**Task item**
Pick every line out of the entries below that holds the string "멘토SOS", and report them.

Source records
= Beginning of Section =
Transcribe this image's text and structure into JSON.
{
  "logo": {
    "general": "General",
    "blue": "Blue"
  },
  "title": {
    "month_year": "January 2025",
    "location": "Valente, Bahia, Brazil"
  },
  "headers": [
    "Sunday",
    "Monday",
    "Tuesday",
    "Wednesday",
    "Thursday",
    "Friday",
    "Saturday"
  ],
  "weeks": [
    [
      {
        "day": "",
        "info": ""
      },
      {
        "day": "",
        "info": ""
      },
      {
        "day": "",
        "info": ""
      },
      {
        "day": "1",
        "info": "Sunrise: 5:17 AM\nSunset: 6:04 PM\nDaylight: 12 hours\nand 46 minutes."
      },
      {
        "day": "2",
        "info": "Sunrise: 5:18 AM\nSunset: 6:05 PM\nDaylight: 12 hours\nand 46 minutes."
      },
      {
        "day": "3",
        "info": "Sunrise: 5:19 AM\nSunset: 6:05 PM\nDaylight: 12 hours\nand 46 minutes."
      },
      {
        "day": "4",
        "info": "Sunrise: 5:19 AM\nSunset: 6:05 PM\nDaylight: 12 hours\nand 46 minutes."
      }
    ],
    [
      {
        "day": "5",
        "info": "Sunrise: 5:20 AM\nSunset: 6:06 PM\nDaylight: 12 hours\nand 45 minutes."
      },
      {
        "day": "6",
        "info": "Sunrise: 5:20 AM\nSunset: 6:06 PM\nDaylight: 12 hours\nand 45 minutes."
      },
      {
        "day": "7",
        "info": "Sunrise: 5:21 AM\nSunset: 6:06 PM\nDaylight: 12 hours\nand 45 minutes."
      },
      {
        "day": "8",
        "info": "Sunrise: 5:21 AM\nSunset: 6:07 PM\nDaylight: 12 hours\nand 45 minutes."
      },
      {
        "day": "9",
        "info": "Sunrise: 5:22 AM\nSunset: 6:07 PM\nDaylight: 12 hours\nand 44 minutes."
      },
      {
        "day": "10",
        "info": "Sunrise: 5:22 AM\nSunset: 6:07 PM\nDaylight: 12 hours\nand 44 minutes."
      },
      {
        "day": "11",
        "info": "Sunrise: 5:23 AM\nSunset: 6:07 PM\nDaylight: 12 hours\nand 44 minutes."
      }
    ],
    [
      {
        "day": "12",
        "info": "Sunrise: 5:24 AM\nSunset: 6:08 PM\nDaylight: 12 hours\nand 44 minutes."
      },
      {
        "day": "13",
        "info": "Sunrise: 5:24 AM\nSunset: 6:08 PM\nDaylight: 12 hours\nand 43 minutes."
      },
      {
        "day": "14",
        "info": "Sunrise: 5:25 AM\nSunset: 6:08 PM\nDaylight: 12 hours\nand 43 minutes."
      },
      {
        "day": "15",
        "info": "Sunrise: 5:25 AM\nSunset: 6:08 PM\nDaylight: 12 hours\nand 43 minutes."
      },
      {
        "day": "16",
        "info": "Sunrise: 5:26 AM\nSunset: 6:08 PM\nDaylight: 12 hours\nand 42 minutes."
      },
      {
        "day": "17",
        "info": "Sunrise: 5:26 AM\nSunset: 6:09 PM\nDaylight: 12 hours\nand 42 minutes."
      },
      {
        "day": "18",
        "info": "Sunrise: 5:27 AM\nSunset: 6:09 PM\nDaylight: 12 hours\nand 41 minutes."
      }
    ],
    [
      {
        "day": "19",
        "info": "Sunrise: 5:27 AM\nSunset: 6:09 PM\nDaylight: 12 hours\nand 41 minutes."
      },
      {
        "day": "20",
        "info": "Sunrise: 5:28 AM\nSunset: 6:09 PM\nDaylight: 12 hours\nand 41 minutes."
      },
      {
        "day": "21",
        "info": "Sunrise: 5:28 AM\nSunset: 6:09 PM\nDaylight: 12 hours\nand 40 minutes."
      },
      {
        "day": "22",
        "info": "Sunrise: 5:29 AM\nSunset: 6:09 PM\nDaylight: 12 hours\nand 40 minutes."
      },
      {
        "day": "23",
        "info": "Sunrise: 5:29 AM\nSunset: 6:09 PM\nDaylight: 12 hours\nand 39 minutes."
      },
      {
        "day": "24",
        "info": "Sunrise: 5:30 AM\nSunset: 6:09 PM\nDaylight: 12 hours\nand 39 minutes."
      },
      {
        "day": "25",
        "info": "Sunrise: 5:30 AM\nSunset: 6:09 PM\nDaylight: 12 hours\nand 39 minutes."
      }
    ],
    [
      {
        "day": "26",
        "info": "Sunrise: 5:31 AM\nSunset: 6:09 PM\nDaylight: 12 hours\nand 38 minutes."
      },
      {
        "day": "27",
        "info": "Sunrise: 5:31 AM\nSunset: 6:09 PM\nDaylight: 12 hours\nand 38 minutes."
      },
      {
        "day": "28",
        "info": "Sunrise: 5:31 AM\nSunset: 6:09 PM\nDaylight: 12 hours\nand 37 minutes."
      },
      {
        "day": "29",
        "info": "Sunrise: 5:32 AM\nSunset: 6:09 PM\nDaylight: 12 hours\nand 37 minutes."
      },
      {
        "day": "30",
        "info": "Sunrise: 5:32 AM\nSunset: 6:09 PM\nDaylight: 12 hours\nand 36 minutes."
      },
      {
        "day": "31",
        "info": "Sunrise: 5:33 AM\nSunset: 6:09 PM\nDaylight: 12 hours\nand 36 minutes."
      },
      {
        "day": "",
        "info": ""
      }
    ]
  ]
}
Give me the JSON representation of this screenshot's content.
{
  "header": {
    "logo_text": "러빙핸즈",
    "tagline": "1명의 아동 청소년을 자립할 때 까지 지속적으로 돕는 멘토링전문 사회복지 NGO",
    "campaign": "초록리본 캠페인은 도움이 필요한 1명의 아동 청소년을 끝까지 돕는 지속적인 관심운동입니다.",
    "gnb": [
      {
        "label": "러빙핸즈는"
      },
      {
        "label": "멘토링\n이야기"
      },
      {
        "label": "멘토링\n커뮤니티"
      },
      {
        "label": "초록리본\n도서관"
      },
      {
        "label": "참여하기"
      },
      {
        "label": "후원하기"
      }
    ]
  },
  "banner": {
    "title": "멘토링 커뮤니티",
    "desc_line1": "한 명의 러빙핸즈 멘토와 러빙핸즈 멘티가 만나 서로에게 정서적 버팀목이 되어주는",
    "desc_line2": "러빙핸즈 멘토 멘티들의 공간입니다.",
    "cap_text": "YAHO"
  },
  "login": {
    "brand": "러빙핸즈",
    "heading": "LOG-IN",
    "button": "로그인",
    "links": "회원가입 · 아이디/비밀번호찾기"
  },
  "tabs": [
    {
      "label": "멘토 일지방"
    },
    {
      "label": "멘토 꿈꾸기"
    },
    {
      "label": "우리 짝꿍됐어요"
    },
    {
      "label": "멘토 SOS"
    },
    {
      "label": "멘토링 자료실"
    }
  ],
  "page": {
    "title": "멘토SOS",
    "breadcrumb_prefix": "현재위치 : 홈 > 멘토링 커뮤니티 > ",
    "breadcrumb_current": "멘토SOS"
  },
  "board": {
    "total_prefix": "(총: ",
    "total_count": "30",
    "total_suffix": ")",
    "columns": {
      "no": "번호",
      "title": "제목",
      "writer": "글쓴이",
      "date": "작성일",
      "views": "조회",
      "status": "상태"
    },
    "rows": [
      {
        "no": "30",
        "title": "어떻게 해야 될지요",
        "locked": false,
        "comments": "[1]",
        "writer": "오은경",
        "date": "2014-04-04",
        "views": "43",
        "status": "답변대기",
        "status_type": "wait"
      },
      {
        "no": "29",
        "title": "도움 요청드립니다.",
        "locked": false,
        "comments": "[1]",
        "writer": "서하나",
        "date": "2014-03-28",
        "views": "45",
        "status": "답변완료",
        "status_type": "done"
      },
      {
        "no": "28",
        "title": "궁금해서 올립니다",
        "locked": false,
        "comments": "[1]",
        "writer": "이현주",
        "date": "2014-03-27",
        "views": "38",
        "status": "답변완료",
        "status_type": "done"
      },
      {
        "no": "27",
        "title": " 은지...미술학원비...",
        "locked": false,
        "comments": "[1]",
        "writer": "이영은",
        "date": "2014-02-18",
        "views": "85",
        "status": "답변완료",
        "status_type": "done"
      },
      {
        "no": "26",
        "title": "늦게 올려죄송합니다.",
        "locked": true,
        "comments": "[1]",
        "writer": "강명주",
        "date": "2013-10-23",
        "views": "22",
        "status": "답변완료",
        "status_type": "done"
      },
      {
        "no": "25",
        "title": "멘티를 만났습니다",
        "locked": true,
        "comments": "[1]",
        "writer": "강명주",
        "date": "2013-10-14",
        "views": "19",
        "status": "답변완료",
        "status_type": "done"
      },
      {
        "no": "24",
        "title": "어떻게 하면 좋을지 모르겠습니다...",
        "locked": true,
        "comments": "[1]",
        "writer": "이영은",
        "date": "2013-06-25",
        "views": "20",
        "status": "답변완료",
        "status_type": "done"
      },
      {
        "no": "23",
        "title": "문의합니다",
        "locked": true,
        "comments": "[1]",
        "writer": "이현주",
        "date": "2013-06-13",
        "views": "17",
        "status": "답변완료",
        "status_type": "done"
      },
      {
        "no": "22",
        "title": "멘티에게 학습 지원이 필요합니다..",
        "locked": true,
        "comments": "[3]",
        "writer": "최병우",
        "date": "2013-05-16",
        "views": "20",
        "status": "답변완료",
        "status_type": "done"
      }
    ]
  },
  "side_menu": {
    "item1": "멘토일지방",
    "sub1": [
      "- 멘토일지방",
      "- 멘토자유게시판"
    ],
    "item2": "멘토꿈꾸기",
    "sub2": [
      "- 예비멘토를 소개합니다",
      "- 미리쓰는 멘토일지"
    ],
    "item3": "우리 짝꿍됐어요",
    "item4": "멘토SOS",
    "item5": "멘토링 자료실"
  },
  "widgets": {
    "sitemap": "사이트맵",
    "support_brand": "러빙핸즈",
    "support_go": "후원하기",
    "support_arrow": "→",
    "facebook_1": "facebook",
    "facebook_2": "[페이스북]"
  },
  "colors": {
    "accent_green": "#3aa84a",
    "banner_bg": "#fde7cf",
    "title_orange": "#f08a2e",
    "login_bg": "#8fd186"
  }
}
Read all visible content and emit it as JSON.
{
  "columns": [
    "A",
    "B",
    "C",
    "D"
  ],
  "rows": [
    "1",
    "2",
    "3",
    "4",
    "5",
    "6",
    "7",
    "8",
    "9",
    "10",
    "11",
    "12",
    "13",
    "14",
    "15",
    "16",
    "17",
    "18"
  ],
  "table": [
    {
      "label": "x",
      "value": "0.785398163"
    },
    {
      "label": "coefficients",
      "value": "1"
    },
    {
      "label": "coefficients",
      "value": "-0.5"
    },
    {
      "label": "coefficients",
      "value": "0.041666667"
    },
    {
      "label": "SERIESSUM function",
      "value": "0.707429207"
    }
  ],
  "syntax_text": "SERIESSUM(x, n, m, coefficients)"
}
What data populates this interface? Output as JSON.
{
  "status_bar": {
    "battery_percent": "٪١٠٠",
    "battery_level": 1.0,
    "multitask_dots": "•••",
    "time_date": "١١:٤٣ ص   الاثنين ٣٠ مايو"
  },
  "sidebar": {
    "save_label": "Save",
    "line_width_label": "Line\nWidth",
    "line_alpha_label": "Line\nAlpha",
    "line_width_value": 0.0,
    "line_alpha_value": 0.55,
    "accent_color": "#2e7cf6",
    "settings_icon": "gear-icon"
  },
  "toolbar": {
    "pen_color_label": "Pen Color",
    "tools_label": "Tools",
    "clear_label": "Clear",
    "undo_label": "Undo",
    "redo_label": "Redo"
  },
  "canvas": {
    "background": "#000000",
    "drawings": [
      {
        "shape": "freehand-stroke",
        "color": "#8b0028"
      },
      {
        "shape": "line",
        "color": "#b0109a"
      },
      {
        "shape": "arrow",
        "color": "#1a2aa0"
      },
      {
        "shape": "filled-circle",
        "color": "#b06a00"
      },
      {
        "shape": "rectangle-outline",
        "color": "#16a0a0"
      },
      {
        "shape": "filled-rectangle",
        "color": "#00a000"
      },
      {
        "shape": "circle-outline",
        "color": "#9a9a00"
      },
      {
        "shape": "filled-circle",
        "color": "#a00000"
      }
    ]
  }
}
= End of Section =
**Result of the task**
    "title": "멘토SOS",
    "breadcrumb_current": "멘토SOS"
    "item4": "멘토SOS",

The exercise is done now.